=== INPUT DATA ===

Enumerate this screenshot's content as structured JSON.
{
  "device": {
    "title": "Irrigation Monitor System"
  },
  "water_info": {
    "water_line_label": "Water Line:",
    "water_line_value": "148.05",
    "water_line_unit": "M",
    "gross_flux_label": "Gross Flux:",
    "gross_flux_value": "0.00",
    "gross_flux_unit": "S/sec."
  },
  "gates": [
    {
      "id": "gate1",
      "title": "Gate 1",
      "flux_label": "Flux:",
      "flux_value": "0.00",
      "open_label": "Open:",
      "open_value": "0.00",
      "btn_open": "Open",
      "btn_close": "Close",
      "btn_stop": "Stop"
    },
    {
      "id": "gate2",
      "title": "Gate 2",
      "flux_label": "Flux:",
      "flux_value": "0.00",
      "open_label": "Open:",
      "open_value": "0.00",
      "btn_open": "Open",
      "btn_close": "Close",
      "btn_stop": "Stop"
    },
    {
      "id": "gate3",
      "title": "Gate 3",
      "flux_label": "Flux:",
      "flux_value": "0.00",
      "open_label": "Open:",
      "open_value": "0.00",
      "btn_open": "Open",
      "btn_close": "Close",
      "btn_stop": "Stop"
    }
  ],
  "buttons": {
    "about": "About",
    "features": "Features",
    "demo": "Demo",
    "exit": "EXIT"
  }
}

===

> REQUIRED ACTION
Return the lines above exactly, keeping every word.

> TASK RESPONSE
Enumerate this screenshot's content as structured JSON.
{
  "device": {
    "title": "Irrigation Monitor System"
  },
  "water_info": {
    "water_line_label": "Water Line:",
    "water_line_value": "148.05",
    "water_line_unit": "M",
    "gross_flux_label": "Gross Flux:",
    "gross_flux_value": "0.00",
    "gross_flux_unit": "S/sec."
  },
  "gates": [
    {
      "id": "gate1",
      "title": "Gate 1",
      "flux_label": "Flux:",
      "flux_value": "0.00",
      "open_label": "Open:",
      "open_value": "0.00",
      "btn_open": "Open",
      "btn_close": "Close",
      "btn_stop": "Stop"
    },
    {
      "id": "gate2",
      "title": "Gate 2",
      "flux_label": "Flux:",
      "flux_value": "0.00",
      "open_label": "Open:",
      "open_value": "0.00",
      "btn_open": "Open",
      "btn_close": "Close",
      "btn_stop": "Stop"
    },
    {
      "id": "gate3",
      "title": "Gate 3",
      "flux_label": "Flux:",
      "flux_value": "0.00",
      "open_label": "Open:",
      "open_value": "0.00",
      "btn_open": "Open",
      "btn_close": "Close",
      "btn_stop": "Stop"
    }
  ],
  "buttons": {
    "about": "About",
    "features": "Features",
    "demo": "Demo",
    "exit": "EXIT"
  }
}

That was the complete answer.